**PROBLEM DETAILS:** Please go through the records below and return every line holding the word "Nyomtatási".

Website and app data records:

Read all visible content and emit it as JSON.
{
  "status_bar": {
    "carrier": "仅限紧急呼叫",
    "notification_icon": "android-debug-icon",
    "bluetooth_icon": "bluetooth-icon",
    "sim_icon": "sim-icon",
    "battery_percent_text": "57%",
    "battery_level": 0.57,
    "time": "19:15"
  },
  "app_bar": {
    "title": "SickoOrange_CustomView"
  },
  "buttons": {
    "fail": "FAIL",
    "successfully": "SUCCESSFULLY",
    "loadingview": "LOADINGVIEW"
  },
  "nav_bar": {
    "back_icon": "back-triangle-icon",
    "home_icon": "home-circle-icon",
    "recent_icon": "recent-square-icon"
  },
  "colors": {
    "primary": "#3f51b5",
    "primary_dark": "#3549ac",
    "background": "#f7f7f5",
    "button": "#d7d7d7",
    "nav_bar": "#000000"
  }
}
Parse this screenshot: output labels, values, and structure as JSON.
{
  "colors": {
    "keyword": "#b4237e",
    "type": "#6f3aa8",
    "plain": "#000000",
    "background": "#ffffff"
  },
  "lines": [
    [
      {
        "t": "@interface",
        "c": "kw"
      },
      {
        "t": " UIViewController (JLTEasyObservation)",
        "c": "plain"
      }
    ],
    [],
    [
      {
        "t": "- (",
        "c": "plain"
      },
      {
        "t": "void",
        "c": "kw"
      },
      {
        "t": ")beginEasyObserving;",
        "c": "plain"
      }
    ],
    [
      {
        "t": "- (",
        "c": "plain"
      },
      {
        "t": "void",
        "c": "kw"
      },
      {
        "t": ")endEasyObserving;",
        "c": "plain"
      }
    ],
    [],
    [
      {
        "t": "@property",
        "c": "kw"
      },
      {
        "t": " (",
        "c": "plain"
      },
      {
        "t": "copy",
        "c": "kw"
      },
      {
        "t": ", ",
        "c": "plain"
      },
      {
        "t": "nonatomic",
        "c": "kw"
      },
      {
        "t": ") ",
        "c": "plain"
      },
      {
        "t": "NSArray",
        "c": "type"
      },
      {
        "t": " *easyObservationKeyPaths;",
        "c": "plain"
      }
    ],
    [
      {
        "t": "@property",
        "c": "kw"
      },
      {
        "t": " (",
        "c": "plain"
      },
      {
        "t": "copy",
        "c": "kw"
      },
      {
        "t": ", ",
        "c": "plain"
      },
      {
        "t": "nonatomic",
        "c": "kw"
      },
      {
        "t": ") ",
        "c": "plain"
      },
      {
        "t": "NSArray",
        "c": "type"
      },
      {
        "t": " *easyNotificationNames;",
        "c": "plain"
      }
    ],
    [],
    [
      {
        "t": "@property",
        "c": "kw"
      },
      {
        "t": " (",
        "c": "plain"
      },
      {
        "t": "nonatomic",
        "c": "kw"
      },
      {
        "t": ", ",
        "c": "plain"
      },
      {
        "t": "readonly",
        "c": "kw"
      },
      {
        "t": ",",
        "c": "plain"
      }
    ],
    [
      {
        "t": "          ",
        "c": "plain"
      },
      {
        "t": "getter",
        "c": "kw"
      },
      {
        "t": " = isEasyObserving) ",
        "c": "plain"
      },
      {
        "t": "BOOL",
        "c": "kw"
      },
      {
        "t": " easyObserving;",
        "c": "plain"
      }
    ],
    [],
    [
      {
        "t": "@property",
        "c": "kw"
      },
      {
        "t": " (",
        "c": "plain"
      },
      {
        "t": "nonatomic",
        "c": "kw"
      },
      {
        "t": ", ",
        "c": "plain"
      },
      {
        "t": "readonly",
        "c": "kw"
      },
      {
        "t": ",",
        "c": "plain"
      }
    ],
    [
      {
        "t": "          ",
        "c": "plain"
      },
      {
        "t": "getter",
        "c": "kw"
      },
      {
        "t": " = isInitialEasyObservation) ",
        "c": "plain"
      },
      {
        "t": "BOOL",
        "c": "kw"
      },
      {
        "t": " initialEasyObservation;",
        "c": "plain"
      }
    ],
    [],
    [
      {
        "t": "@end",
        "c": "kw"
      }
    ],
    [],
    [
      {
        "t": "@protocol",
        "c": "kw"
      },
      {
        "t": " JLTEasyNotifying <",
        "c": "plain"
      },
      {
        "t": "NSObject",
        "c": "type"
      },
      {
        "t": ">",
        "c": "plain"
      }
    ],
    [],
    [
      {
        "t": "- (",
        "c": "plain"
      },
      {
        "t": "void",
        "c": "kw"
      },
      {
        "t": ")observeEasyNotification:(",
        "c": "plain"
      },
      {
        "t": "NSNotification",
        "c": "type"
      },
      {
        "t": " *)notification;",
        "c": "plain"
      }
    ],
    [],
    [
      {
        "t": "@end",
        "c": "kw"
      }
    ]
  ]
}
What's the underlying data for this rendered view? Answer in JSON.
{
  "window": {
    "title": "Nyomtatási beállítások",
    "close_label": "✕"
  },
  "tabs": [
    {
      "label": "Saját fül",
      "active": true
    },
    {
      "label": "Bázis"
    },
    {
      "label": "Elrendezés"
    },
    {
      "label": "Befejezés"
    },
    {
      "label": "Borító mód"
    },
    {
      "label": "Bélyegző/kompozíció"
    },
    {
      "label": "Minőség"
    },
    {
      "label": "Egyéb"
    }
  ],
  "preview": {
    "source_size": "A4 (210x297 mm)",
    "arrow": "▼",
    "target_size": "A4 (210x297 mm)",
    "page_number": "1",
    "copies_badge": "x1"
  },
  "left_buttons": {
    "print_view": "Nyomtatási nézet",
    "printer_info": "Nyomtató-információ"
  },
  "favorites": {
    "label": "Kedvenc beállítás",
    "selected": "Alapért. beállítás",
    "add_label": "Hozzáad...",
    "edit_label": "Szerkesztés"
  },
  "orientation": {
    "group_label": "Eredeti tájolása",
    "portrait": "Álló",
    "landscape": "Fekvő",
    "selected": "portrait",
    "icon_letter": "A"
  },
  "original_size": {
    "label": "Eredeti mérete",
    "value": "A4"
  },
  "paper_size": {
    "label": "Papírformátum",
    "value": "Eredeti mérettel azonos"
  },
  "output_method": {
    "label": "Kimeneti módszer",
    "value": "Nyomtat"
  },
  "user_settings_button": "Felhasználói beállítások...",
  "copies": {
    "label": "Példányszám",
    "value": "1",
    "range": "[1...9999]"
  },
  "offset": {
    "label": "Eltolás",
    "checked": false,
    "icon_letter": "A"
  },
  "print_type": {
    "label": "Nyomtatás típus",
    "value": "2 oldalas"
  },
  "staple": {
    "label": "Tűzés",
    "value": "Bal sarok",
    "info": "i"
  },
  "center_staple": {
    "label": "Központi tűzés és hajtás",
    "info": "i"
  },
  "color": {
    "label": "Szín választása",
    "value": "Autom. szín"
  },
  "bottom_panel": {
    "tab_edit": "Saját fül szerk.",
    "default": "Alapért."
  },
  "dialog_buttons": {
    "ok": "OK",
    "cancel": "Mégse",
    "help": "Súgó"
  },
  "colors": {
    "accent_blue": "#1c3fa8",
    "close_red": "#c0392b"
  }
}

**EXERCISE SOLUTION:**
    "title": "Nyomtatási beállítások",
    "print_view": "Nyomtatási nézet",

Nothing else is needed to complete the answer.